The Judicial Service Commission (JSC) has released data under the Right to Information Act indicating that an enormous number of 230 complaints have been filed against Quazi judges in Sri Lanka between the years 2012-2017.
The data was revealed in response to a directive of the Right to Information (RTI) Commission last month, Muslim activists told the Colombo Telegraph. The Commission comprises M Gammampila (Chair) & RTI Commissioners Kishali Pinto-Jayawardena, SG Punchihewa, Rohini Walgama and Chelvy Thiruchandran. The directive was issued following an RTI appeal filed at the Commission asking for the number and nature of complaints received against Quazi judges in the year 2016 and those ongoing as at November 2017. Also asked were certified copies of all decisions against Quazi judges in the period 2012 to 2016.
The requested information had been refused by the JSC saying that this would affect the authority and independence of the judiciary. The RTI Commission then issued an order stating that statistical data may be released under the RTI Act without prejudice being caused to the judicial institution.

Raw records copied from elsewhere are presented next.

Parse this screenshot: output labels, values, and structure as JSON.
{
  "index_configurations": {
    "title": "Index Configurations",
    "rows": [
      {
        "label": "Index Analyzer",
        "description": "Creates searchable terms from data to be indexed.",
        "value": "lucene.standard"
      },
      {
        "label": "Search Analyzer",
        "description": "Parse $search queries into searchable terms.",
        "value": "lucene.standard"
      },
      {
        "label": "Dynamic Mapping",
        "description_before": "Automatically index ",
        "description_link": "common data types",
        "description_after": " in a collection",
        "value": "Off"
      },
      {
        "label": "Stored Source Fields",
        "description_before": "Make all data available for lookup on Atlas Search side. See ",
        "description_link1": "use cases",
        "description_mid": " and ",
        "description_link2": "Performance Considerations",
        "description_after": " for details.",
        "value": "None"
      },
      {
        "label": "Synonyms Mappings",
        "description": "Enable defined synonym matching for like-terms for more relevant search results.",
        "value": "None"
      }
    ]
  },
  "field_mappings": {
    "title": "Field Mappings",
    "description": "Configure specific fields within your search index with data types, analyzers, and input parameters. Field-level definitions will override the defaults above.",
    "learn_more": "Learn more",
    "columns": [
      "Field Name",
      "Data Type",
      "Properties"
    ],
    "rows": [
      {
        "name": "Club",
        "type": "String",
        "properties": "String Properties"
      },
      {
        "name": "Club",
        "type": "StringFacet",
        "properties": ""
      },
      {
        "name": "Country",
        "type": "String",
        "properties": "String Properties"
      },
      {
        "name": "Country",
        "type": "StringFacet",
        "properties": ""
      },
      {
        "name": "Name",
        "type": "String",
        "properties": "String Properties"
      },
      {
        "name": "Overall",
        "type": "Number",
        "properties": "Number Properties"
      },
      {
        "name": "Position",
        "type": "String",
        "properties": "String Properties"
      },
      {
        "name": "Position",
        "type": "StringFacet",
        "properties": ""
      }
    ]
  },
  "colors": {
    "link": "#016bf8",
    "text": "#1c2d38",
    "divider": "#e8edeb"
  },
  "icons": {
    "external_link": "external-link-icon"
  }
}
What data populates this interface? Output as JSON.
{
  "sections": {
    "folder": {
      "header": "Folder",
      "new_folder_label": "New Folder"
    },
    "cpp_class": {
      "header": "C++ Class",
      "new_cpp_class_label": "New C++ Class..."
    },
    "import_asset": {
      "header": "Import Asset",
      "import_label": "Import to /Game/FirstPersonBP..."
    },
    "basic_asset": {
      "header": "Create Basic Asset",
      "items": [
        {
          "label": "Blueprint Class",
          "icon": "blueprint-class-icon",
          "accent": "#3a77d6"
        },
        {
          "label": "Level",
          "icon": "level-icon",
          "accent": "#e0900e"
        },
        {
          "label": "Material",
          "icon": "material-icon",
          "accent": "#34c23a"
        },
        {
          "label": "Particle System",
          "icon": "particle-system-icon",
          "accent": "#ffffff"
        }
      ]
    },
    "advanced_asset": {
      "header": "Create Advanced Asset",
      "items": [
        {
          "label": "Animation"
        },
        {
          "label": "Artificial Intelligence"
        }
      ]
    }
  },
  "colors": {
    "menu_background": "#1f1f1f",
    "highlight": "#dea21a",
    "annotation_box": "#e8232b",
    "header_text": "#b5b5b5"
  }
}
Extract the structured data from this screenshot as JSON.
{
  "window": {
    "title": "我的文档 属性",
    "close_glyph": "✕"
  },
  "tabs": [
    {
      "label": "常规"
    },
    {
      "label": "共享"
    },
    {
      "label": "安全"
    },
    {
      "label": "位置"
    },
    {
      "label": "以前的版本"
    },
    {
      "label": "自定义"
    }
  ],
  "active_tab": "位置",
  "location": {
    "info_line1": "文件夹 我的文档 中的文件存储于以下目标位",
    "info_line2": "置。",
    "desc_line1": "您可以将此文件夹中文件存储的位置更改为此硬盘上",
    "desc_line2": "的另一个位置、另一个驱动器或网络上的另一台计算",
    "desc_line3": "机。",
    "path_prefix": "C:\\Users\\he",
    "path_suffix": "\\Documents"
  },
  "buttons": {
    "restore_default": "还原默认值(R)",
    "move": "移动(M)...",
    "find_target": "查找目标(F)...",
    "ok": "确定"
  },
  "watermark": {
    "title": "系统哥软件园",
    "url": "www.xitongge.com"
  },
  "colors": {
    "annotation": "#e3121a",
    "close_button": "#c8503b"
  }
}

On the data now in the hands of Colombo Telegraph, the JSC has stated that, out of the 230 complaints received, 190 complaints have been ‘resolved’ by the JSC with 40 complaints ‘not resolved.’ Data as to the specific nature of the complaint and the decision taken was refused to be disclosed by the JSC.
The functioning of Quazi courts in Sri Lanka has led to criticism by activist groups which say that a huge number of irregularities occur in the system, particularly where women are concerned. Women are traditionally not permitted to function as Quazi judges even though many writers have argued that this prohibition is against Islamic teaching.
This release of data is the first instance that the JSC has consented to give information about the disciplinary processes of judges. In some past instances, judges themselves have protested at being dismissed or disciplined without knowing the basis. It is a positive first step though the system has to be radically reformed, activists told Colombo Telegraph.